Businesses may question whether it is worth the time and effort to contact
OPO when issues arise with federal contracts.
Businesses may wonder: "Am I going to be wasting my time? Should I just "chalk it up" to the cost of doing business?"
Before you decide to simply walk away from a contractual dispute or chalk it up to the cost of doing business, give
OPO a call and find out how we can help. You can reach us at 1‑866‑734‑5169.
OPO is a neutral and independent organization, neither a lobbyist for suppliers nor an apologist for government.
OPO helps stimulate dialogue and preserve business relationships between companies and federal departments. If you have a contracting question, concern or complaint, contact us – we are here to help.
OPO helps reconnect lines of communication between businesses and federal departments so that a healthy business relationship can be maintained, rather than consuming valuable time and money going head-to-head in court.
OPO's dispute resolution service is confidential, quick, and inexpensive. The objective is to level the playing field, stimulate productive dialogue and develop a voluntary and legally binding agreement that is satisfactory to both parties. To read more, please visit Resolving Contract Disputes.
One of the Procurement Ombudsman's most important objectives is listening to Canadian companies about federal contracting issues.
If you think you have a complaint regarding the award of a contract, contact us.

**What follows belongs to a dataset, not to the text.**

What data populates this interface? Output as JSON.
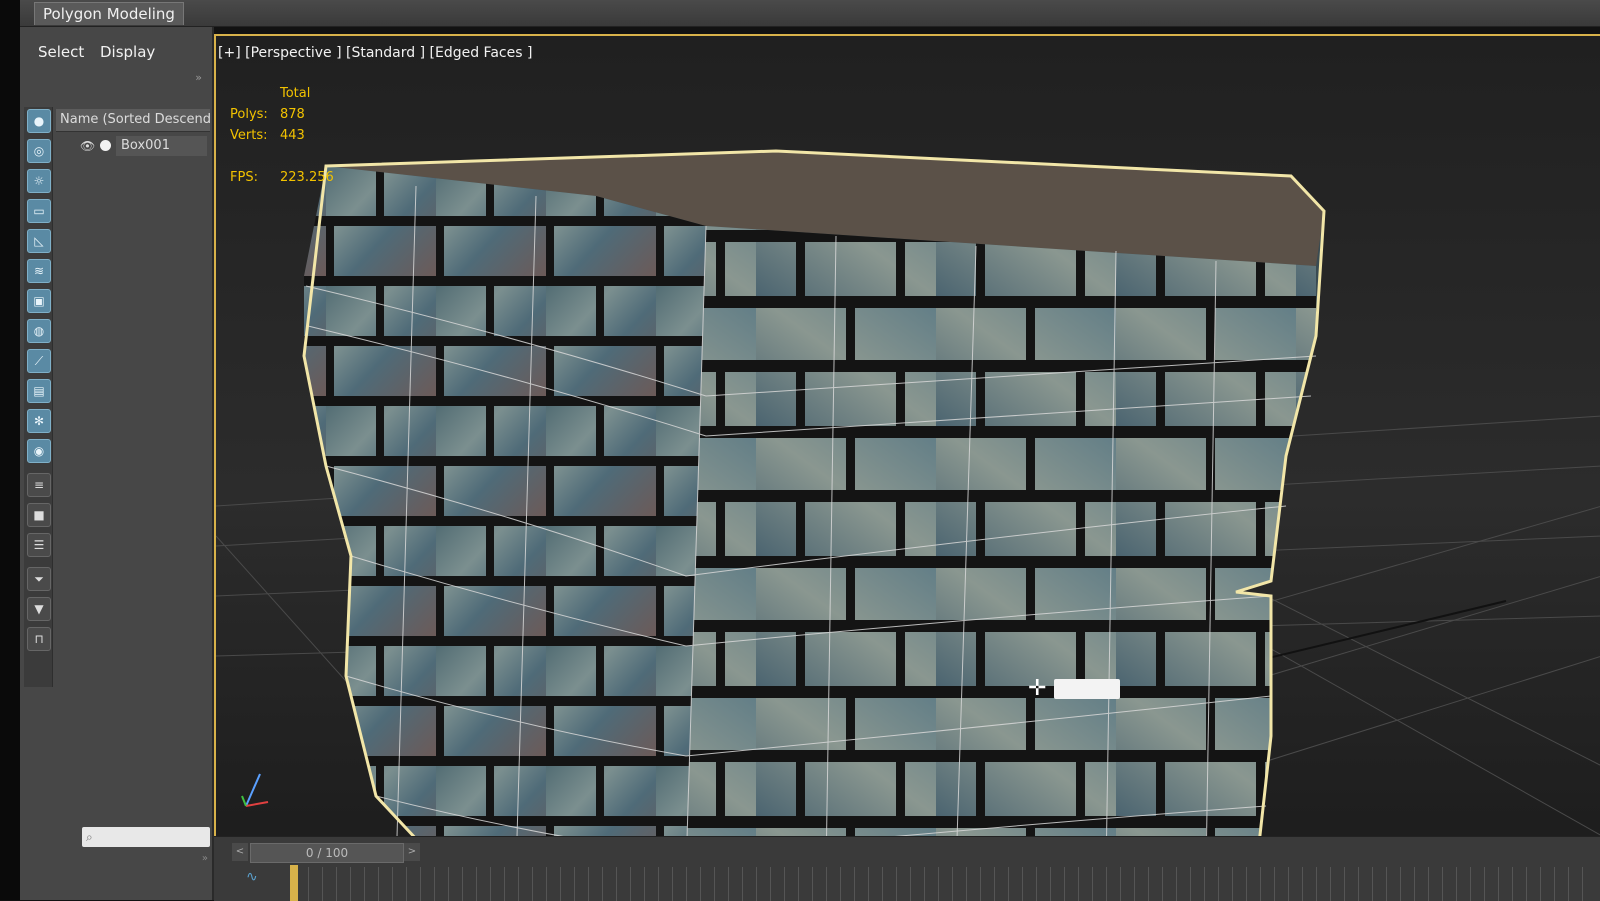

Did you know
OPO conducts follow-up reviews two to three years after the release of a report to identify departmental actions in response to
Follow-up reviews provide an opportunity to share information on improvements being made in federal contracting, which other federal departments and agencies could emulate. These follow-up reviews also provide the Office with an indicator of the usefulness and relevance of its recommendations. To read more, please visit our Reports and Publications section.

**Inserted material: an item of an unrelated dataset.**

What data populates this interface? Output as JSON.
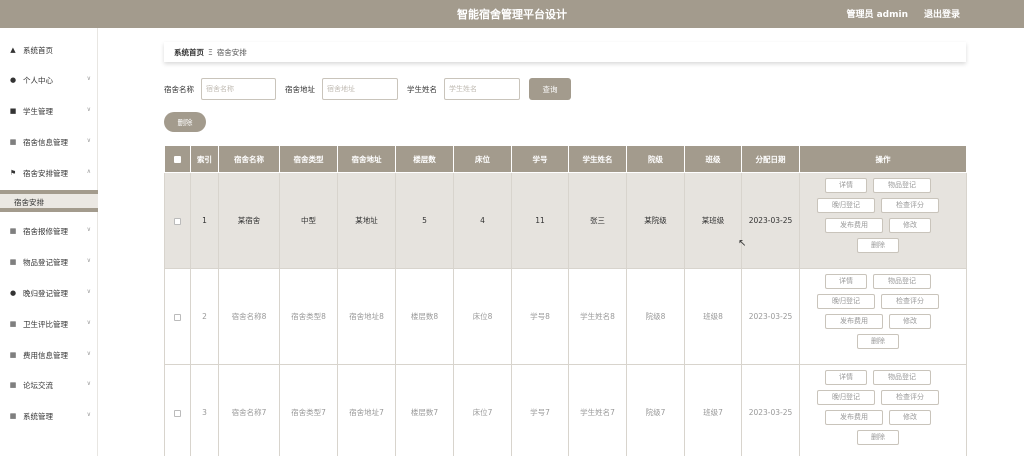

OPO wants to meet Canadian businesses. Sharing and gathering information by attending events across the country is a key part of the Office's outreach approach.
OPO participated in events from Vancouver to Moncton, meeting chambers of commerce, boards of trade and numerous Canadian companies, while doubling its outreach participation from the previous year. This trend will continue in 2013–14 with a priority on raising awareness of

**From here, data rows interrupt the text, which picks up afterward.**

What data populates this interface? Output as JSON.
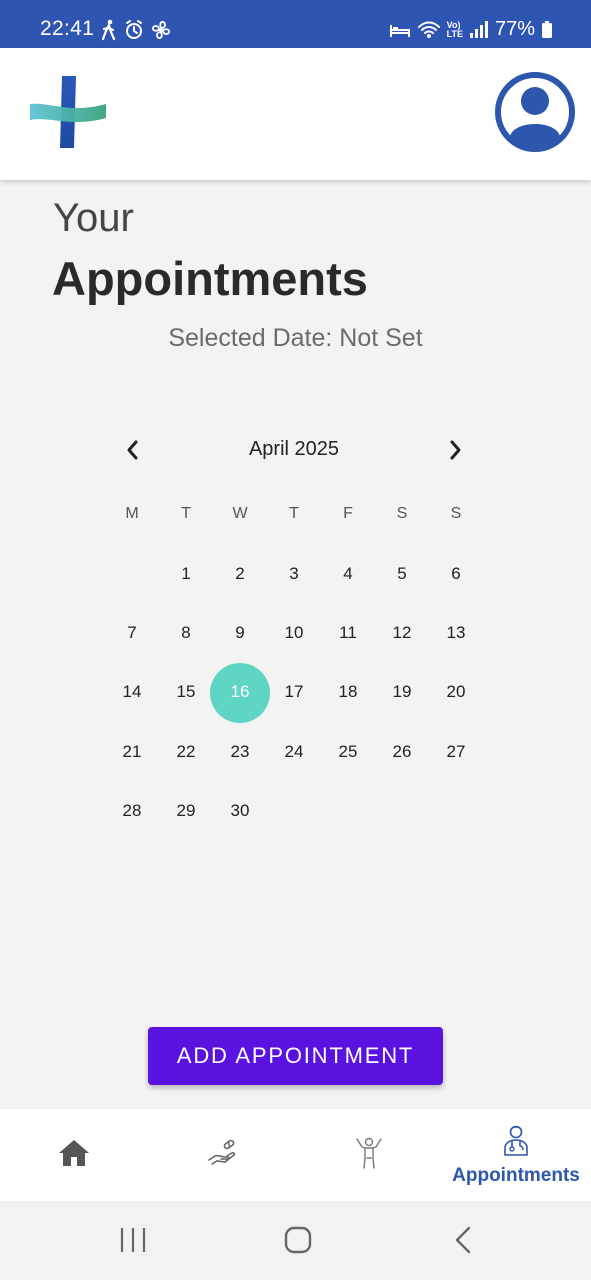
{
  "status_bar": {
    "time": "22:41",
    "battery": "77%",
    "icons": [
      "walk-icon",
      "alarm-icon",
      "fan-icon",
      "bed-icon",
      "wifi-icon",
      "volte-icon",
      "signal-icon",
      "battery-icon"
    ],
    "volte_line1": "Vo)",
    "volte_line2": "LTE"
  },
  "header": {
    "logo": "medical-cross-logo",
    "avatar": "profile-avatar-icon"
  },
  "page": {
    "heading_small": "Your",
    "heading_large": "Appointments",
    "selected_date": "Selected Date: Not Set"
  },
  "calendar": {
    "month_label": "April 2025",
    "prev_icon": "chevron-left-icon",
    "next_icon": "chevron-right-icon",
    "weekdays": [
      "M",
      "T",
      "W",
      "T",
      "F",
      "S",
      "S"
    ],
    "weeks": [
      [
        "",
        "1",
        "2",
        "3",
        "4",
        "5",
        "6"
      ],
      [
        "7",
        "8",
        "9",
        "10",
        "11",
        "12",
        "13"
      ],
      [
        "14",
        "15",
        "16",
        "17",
        "18",
        "19",
        "20"
      ],
      [
        "21",
        "22",
        "23",
        "24",
        "25",
        "26",
        "27"
      ],
      [
        "28",
        "29",
        "30",
        "",
        "",
        "",
        ""
      ]
    ],
    "selected_day": "16",
    "selected_color": "#5fd6c3"
  },
  "actions": {
    "add_label": "ADD APPOINTMENT",
    "add_color": "#5a12e0"
  },
  "bottom_nav": {
    "items": [
      {
        "icon": "home-icon",
        "label": ""
      },
      {
        "icon": "hand-pill-icon",
        "label": ""
      },
      {
        "icon": "exercise-person-icon",
        "label": ""
      },
      {
        "icon": "doctor-icon",
        "label": "Appointments"
      }
    ],
    "active_color": "#2d57ad"
  },
  "system_nav": {
    "icons": [
      "recent-apps-icon",
      "home-circle-icon",
      "back-icon"
    ]
  },
  "theme": {
    "status_bar_color": "#2f55b3",
    "background": "#f3f3f3"
  }
}
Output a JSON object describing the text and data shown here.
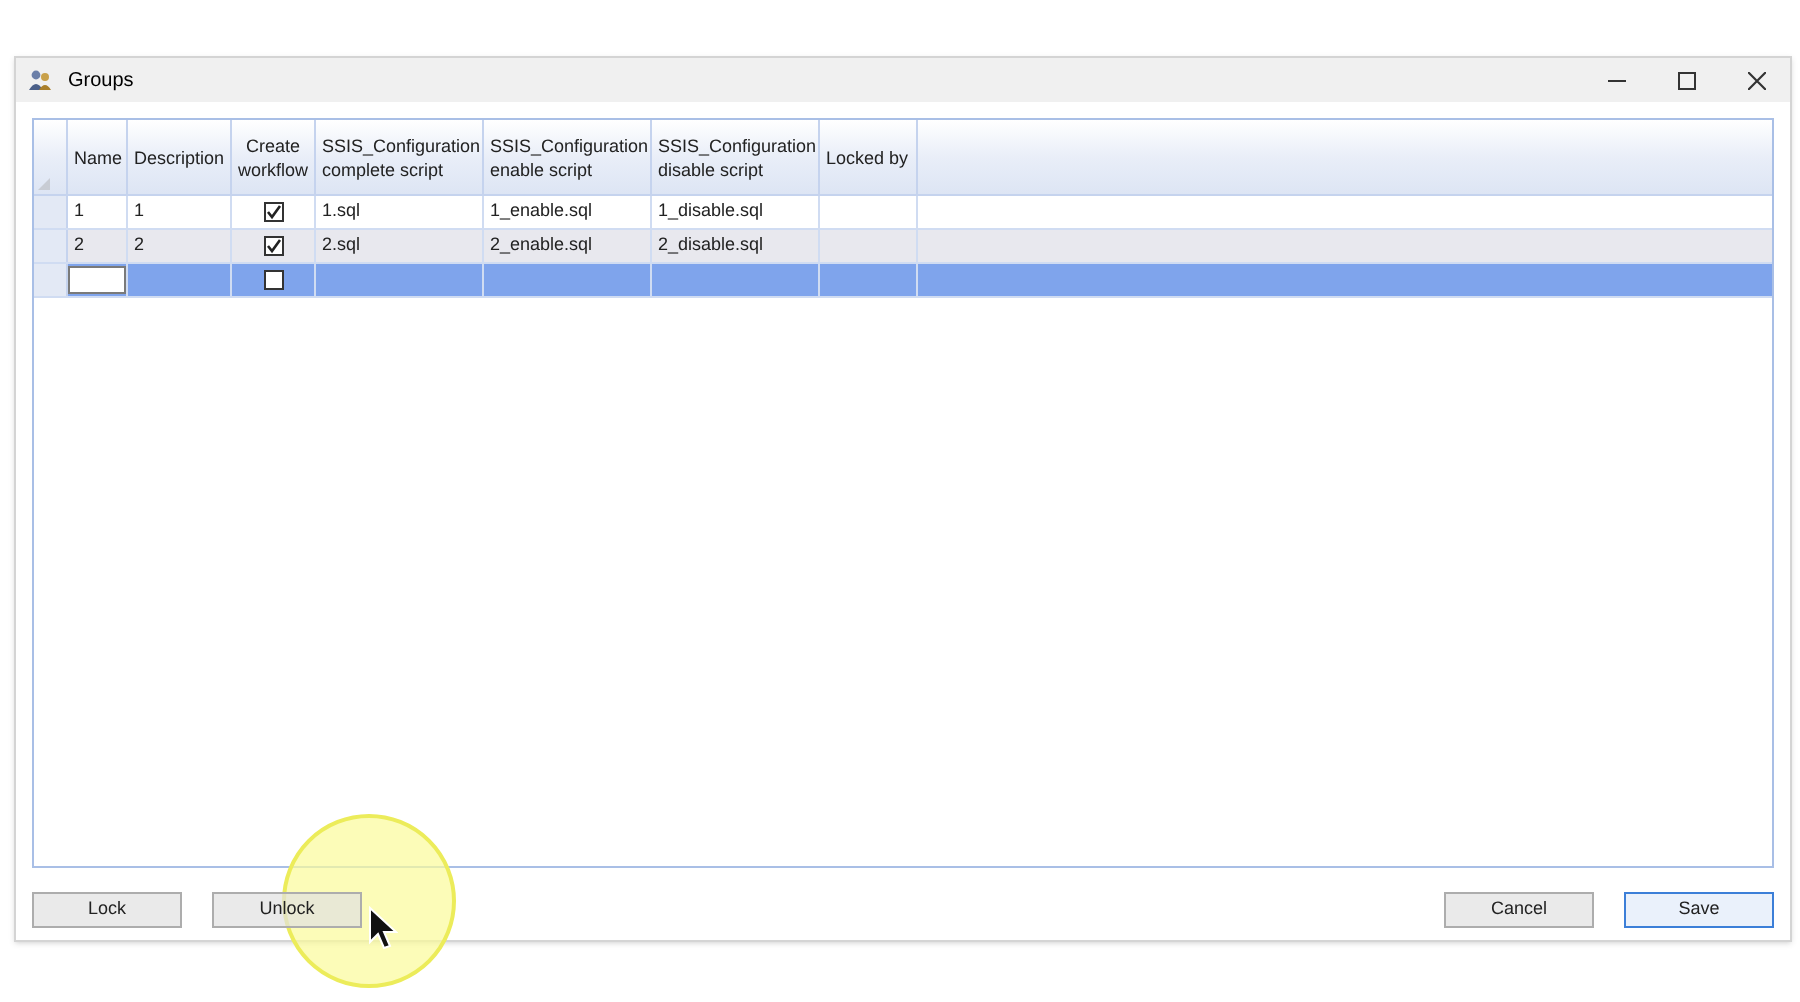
{
  "window": {
    "title": "Groups"
  },
  "table": {
    "columns": [
      {
        "label": "Name",
        "kind": "text"
      },
      {
        "label": "Description",
        "kind": "text"
      },
      {
        "label": "Create workflow",
        "kind": "check"
      },
      {
        "label": "SSIS_Configuration complete script",
        "kind": "text"
      },
      {
        "label": "SSIS_Configuration enable script",
        "kind": "text"
      },
      {
        "label": "SSIS_Configuration disable script",
        "kind": "text"
      },
      {
        "label": "Locked by",
        "kind": "text"
      }
    ],
    "rows": [
      {
        "kind": "data",
        "selected": false,
        "name": "1",
        "description": "1",
        "create_workflow": true,
        "complete_script": "1.sql",
        "enable_script": "1_enable.sql",
        "disable_script": "1_disable.sql"
      },
      {
        "kind": "data",
        "selected": false,
        "name": "2",
        "description": "2",
        "create_workflow": true,
        "complete_script": "2.sql",
        "enable_script": "2_enable.sql",
        "disable_script": "2_disable.sql"
      },
      {
        "kind": "new",
        "selected": true,
        "create_workflow": false
      }
    ]
  },
  "buttons": [
    {
      "label": "Lock",
      "default": false
    },
    {
      "label": "Unlock",
      "default": false
    },
    {
      "label": "Cancel",
      "default": false
    },
    {
      "label": "Save",
      "default": true
    }
  ]
}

OPO's services and hearing from Canadian companies about federal contracting issues. Would you like to invite Office of the Procurement Ombudsman to your event?
In 2012–13, suppliers identified the top five federal procurement issues as:
Evaluation and Selection Plan (for example restrictive criteria or biased rating method)
Evaluation of Bids (for example unfair evaluation process)
Procurement Strategy (for example non-competitive)
Statement of Work or Specifications (for example unclear or biased)
Contract Execution (for example altering the contract)
Did you know that the federal government issues over 300,000 contracts each year worth $15 to $20 billion?
The Government of Canada purchases a wide variety of goods and services and of the 300,000 contracts, approximately 90% are low dollar value (for example below $25,000)
In promoting fairness, openness and transparency in federal procurement,
OPO focuses on three areas:
Raising awareness of procurement issues and exchanging information through education;
De-escalating potential disputes and helping resolve issues whenever possible through facilitation; and
Examining procurement issues through review and investigation.
In 2011–12, an evaluation was carried out on the effectiveness of the Office during its first three years of operation.
An independent third-party contractor was engaged to carry out an evidence-based formative evaluation, which included obtaining the views of both Canadian companies and federal departments. An external advisory committee of senior officials was also consulted to ensure the evaluation approach was thorough. The report concluded that there is an ongoing strong need for
OPO's services, and suggested the Office investigate whether departments should be able to decline participation in
OPO's voluntary Alternative Dispute Resolution service. To read more on the results, visit the Formative Evaluation of the Office of the Procurement Ombudsman report and the Management Action Plan.